Infosecurity Europe 2017 in London drew an estimated 18,000 attendees. Here are 13 visual highlights from the annual information security conference, ranging from tchotchkes and keynotes to 19th century architecture and live hacks of internet-connected devices.
On the eve of Europe's biggest annual cybersecurity conference, and scores of interviews with some of the world's leading information security experts, I'm asking how the London Bridge attacks will change the tenor of at least some of these discussions.
A number of media reports have recently suggested there's a "link" between WannaCry and the Lazarus hacking group, implying that North Korea authorized the ransomware campaign. But based on the evidence available so far, it's much too early to attribute the attacks to anyone.
The cybersecurity epitaph of the fired FBI director could read: "He showed courage to take on Apple." Comey publicly battled Apple CEO Tim Cook over unlocking the iPhone of the San Bernardino shooter, becoming the face of the proponents who seek ways to bypass encryption on mobile devices.
Reporting software vulnerabilities can be legally dicey, particularly if the affected company has not previously had contact with computer security researchers. A Sydney consultant recently experienced both ends of the spectrum while investigating building management software.
MDLive has filed a motion to dismiss a class action lawsuit that alleges the telehealth application vendor violated users' privacy by "secretly monitoring, collecting, and transmitting their usage of the app, and sharing it with a third-party vendor."
The latest chapter in the nonstop WikiLeaks saga: As U.S. government officials continue to ramp up their anti-WikiLeaks rhetoric, President Donald Trump has reportedly directed federal prosecutors to examine ways in which members of WikiLeaks could be prosecuted.

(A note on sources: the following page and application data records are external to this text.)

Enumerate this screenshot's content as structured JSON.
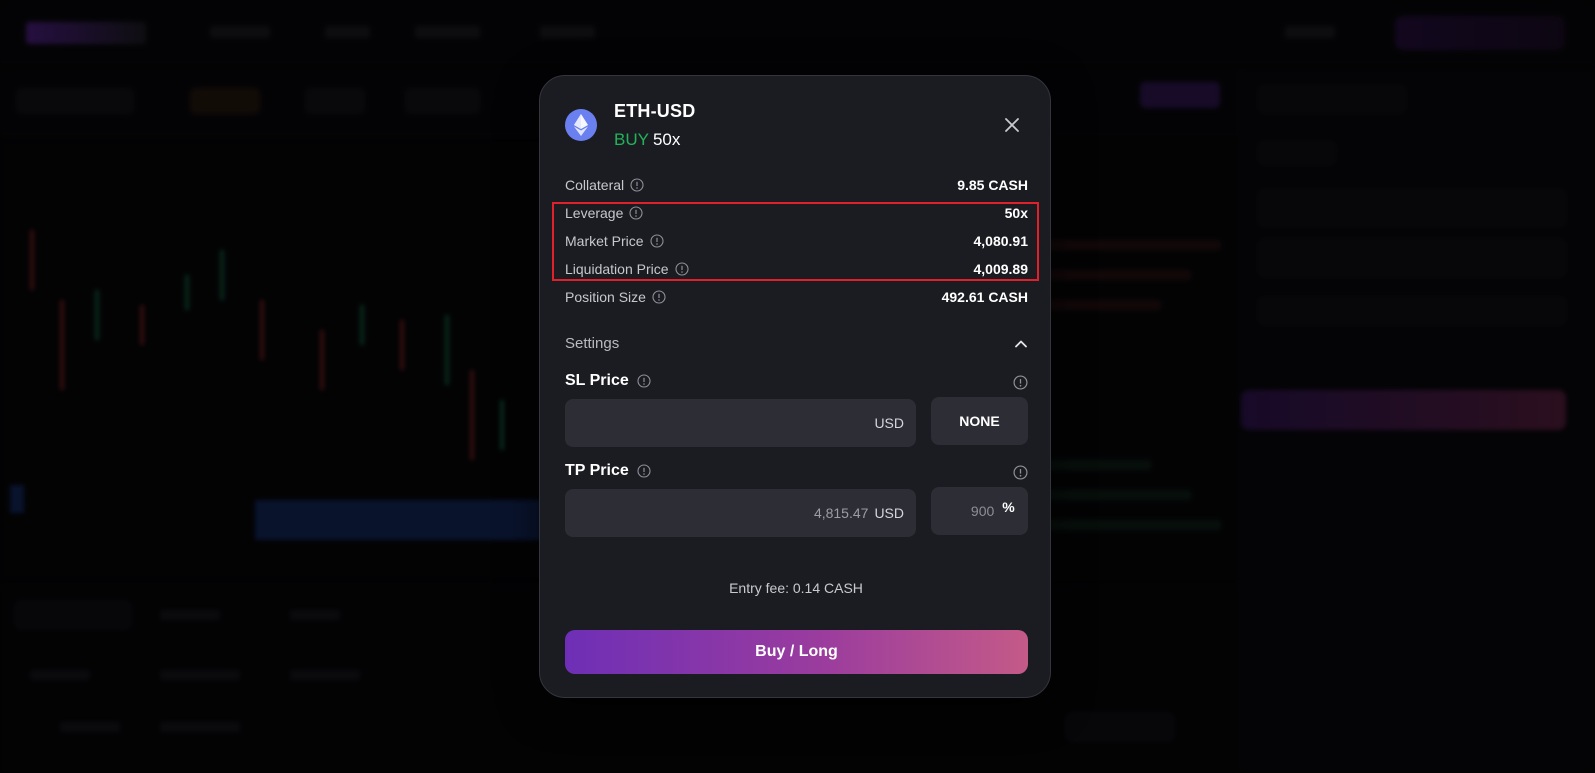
{
  "modal": {
    "asset": "ETH-USD",
    "side": "BUY",
    "leverage_label": "50x",
    "rows": [
      {
        "label": "Collateral",
        "value": "9.85 CASH"
      },
      {
        "label": "Leverage",
        "value": "50x"
      },
      {
        "label": "Market Price",
        "value": "4,080.91"
      },
      {
        "label": "Liquidation Price",
        "value": "4,009.89"
      },
      {
        "label": "Position Size",
        "value": "492.61 CASH"
      }
    ],
    "settings_label": "Settings",
    "sl": {
      "title": "SL Price",
      "value": "",
      "currency": "USD",
      "option": "NONE"
    },
    "tp": {
      "title": "TP Price",
      "value": "4,815.47",
      "currency": "USD",
      "percent": "900",
      "percent_symbol": "%"
    },
    "entry_fee": "Entry fee: 0.14 CASH",
    "submit_label": "Buy / Long"
  },
  "colors": {
    "buy": "#22b35a",
    "highlight": "#e0202a",
    "cta_start": "#6e2fb6",
    "cta_end": "#c45a88",
    "eth_icon": "#6a7ff0"
  },
  "icons": {
    "asset": "ethereum-icon",
    "close": "close-icon",
    "info": "info-icon",
    "collapse": "chevron-up-icon"
  }
}
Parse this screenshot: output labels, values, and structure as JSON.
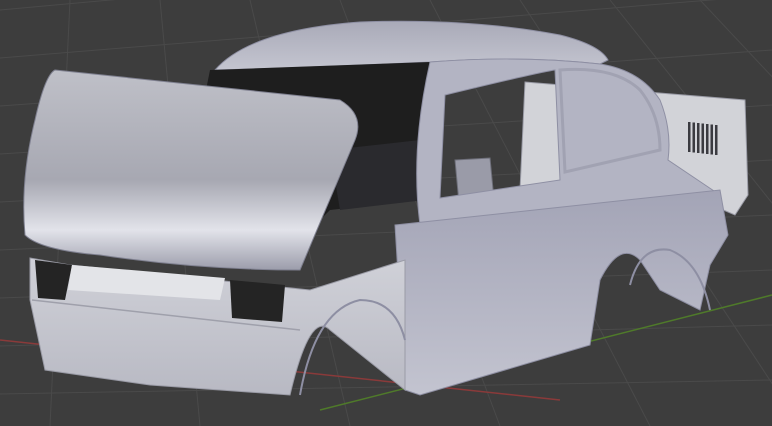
{
  "app": {
    "name": "",
    "view": "3D Viewport"
  },
  "viewport": {
    "background_color": "#3d3d3d",
    "grid_color": "#4a4a4a",
    "x_axis_color": "#8a3a3a",
    "y_axis_color": "#4f7a2a",
    "grid_visible": true
  },
  "model": {
    "object": "car-body-shell",
    "material_color": "#b7b8c4",
    "shadow_color": "#8e8fa3",
    "highlight_color": "#e6e7ee",
    "interior_color": "#1e1e1e",
    "panel_color": "#d2d3d8"
  }
}
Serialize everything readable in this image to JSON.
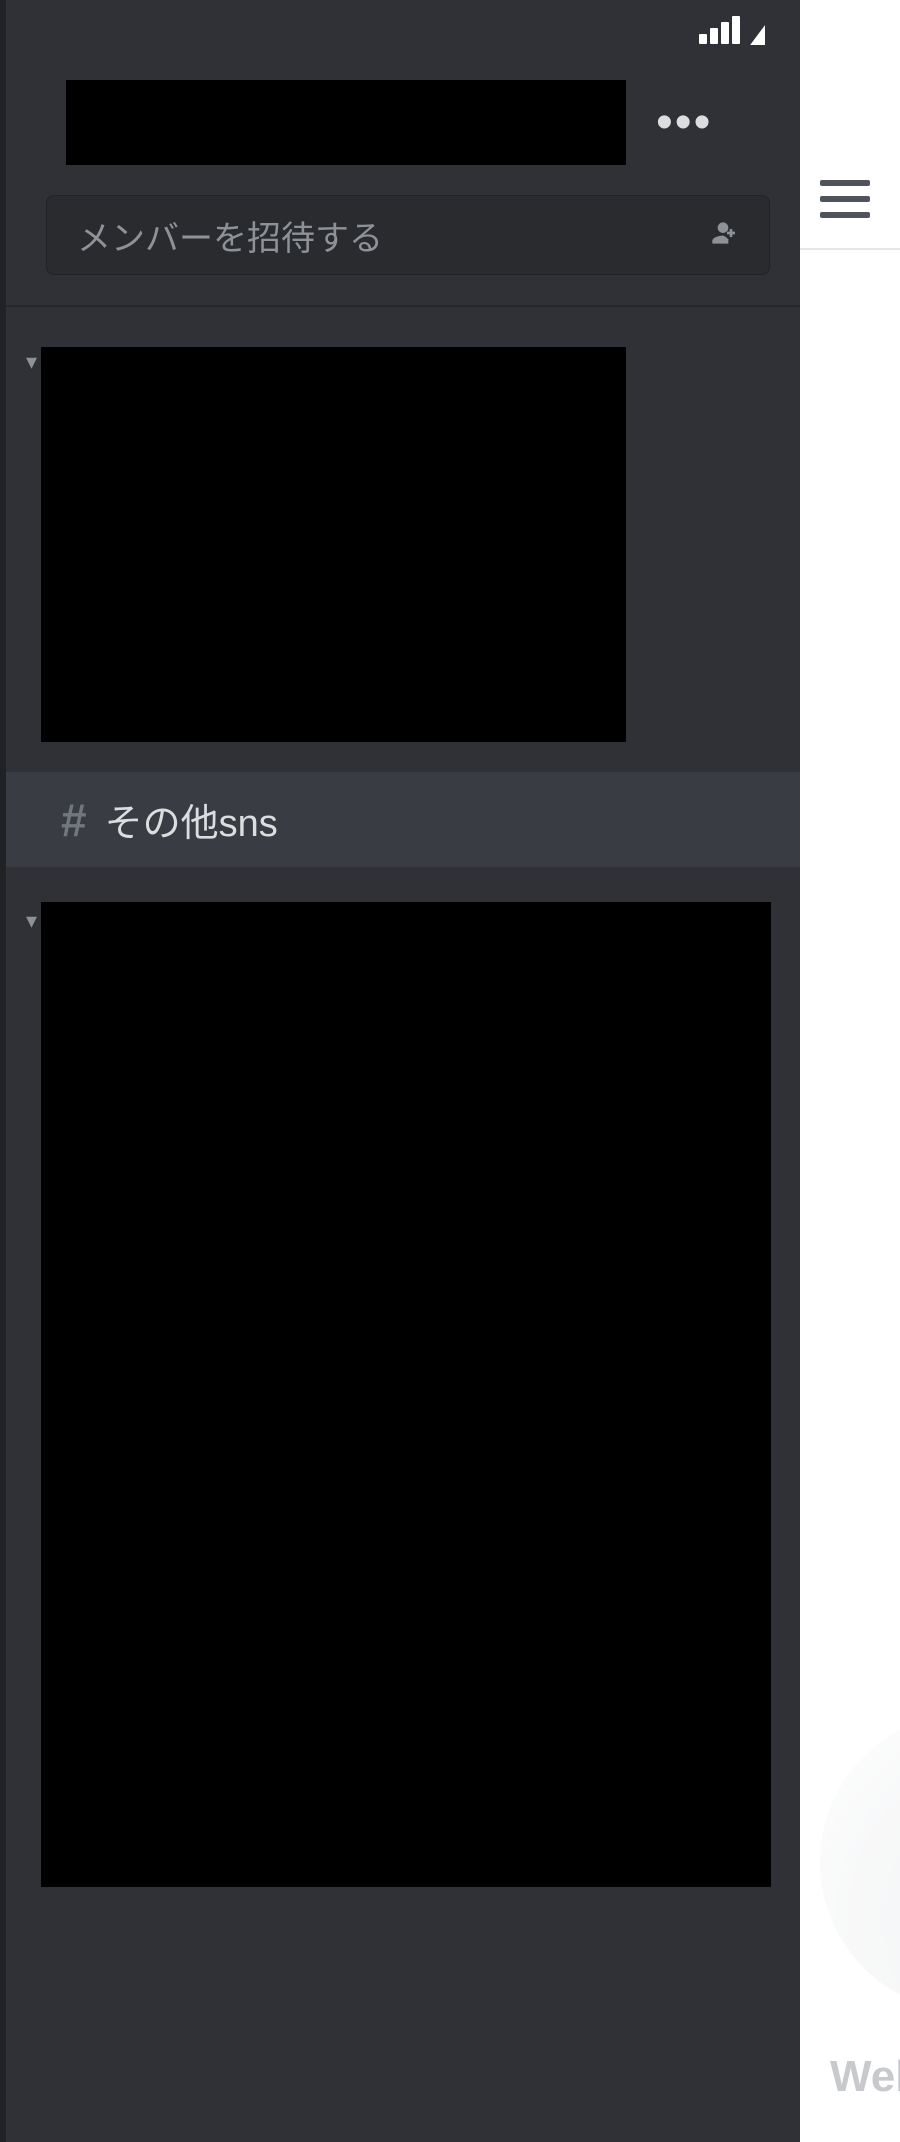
{
  "status_bar": {
    "signal_icon": "signal-icon",
    "wifi_icon": "wifi-icon"
  },
  "server": {
    "name_redacted": true,
    "more_label": "•••"
  },
  "invite": {
    "label": "メンバーを招待する",
    "icon": "add-user-icon"
  },
  "channels": {
    "redacted_category_a": true,
    "active_channel": {
      "hash": "#",
      "name": "その他sns"
    },
    "redacted_category_b": true
  },
  "main_peek": {
    "menu_icon": "hamburger-icon",
    "welcome_text": "Welcom"
  }
}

Cybersecurity startup Tanium failed to anonymize network data for a California hospital that appeared in live product demonstrations and online videos. It's the second crisis in a week for Tanium, whose CEO has been accused of unsavory behavior and the questionable sacking of senior executives.
Right now in Britain three things remain certain: Death, taxes and having to comply with the EU's General Data Protection Regulation. But legislators have promised U.K. organizations will have a say in how some GDPR provisions get enacted.
A look at how top security vendors share cyberthreat intelligence leads the latest edition of the ISMG Security Report. Also, states taking up legal efforts to assure the safety of medical devices and apps sold to consumers.
A report outlining new ways to recruit and retain cybersecurity professionals in the U.S. federal government leads the latest edition of the ISMG Security Report. Also, the sector considered the most cybersecurity challenged, and the growing interest in virtual private networks.
An analysis of British Home Secretary Amber Rudd's call for law enforcement to gain access to encrypted communications services, such as WhatsApp, leads the latest edition of the ISMG Security Report. Also, a preview of ISMG's Fraud and Breach Prevention Summit in San Francisco.
Cloud services firm Coupa is one of the latest business email compromise victims, after a fraudster pretending to be its CEO faked out the HR department and stole all of its 2016 employees' W-2 forms. Security experts say rigorous training remains the only viable defense.